* _AIM OF THE TASK_: Report how many lines below contain the word "Coverage", giving the number and no other words.

BEGIN RECORDS SUPPLIED

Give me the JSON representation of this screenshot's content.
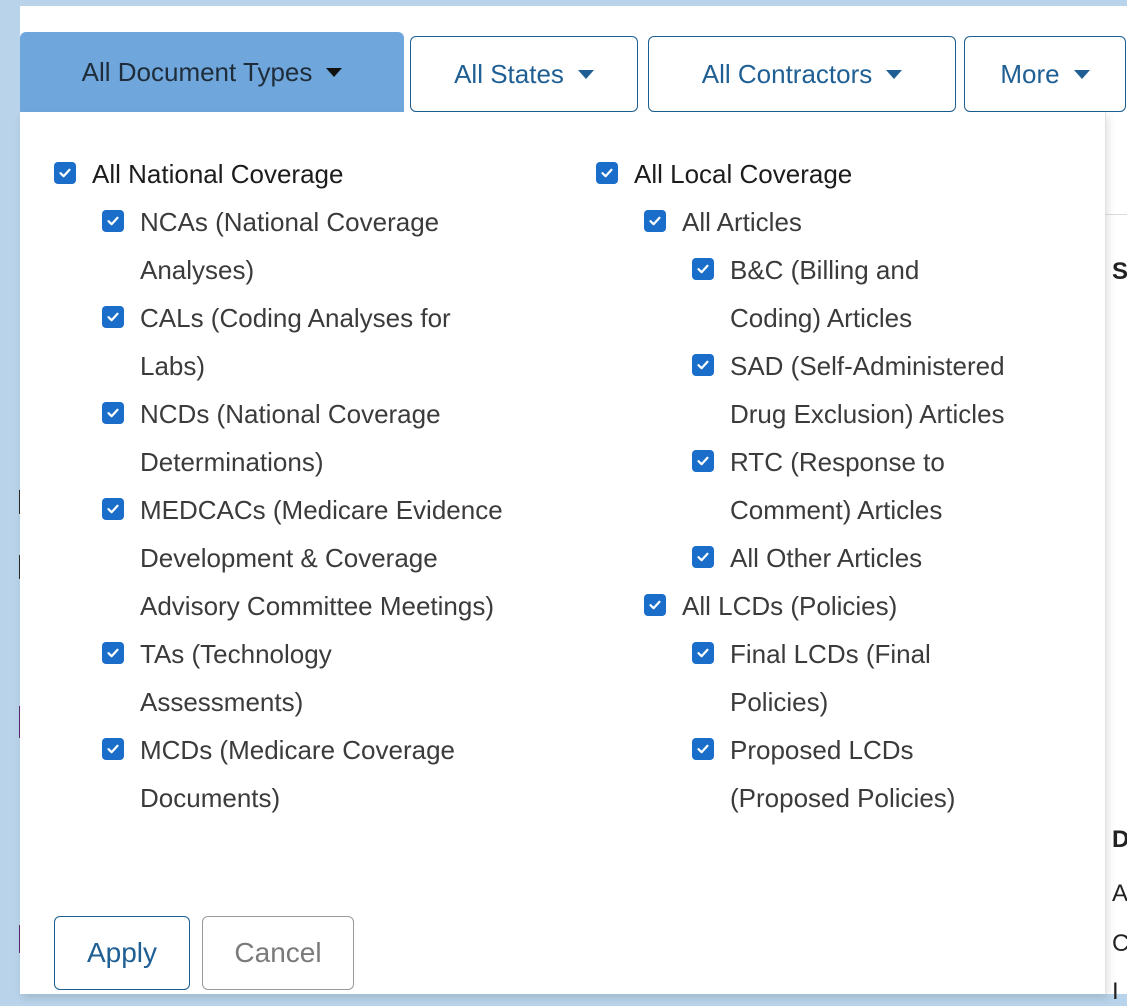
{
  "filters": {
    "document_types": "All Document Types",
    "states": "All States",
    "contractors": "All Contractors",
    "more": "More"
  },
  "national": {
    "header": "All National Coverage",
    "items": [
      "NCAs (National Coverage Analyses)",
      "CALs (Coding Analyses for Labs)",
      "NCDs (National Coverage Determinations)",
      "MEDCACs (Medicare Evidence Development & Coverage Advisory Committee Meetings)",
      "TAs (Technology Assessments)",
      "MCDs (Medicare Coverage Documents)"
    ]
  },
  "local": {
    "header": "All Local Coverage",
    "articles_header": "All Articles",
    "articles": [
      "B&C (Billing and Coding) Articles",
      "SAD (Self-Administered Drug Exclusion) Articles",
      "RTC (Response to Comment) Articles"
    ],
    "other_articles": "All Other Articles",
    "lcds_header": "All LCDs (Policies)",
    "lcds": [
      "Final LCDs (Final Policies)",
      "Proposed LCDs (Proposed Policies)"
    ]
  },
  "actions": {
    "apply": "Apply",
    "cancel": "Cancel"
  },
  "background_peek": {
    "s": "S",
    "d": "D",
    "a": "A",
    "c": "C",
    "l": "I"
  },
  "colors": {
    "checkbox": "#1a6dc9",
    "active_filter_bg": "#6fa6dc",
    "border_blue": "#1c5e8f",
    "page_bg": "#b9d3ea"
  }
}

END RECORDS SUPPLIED
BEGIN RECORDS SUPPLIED

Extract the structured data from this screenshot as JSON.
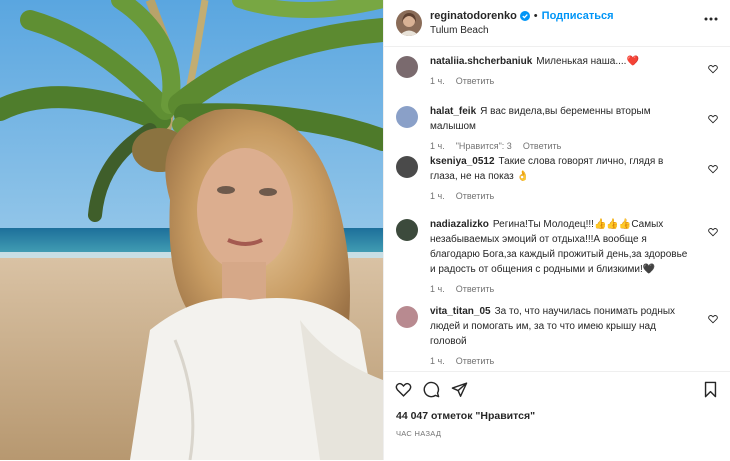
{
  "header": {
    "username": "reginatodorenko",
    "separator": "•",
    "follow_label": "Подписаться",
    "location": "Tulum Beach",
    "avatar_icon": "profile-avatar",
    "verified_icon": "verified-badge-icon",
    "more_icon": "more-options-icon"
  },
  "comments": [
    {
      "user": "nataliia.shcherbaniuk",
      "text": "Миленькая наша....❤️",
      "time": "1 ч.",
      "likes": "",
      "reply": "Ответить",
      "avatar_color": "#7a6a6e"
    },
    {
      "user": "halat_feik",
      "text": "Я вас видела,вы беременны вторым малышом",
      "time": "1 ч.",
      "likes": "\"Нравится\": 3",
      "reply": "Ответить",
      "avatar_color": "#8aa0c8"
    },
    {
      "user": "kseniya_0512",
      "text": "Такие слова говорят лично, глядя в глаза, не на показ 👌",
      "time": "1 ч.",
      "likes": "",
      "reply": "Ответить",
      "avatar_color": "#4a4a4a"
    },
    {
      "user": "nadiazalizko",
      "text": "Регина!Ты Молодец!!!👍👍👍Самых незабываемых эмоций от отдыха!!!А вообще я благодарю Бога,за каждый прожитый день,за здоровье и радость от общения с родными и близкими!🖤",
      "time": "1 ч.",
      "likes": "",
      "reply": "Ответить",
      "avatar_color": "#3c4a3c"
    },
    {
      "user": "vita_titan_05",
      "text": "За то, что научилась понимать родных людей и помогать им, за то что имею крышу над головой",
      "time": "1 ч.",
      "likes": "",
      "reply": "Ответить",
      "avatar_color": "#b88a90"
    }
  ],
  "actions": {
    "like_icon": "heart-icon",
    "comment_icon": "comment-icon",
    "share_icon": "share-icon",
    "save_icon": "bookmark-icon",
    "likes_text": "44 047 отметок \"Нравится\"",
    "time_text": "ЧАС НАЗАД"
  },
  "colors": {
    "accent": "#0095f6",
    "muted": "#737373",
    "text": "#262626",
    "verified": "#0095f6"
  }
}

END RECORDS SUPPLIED

* _THE ANSWER_: 6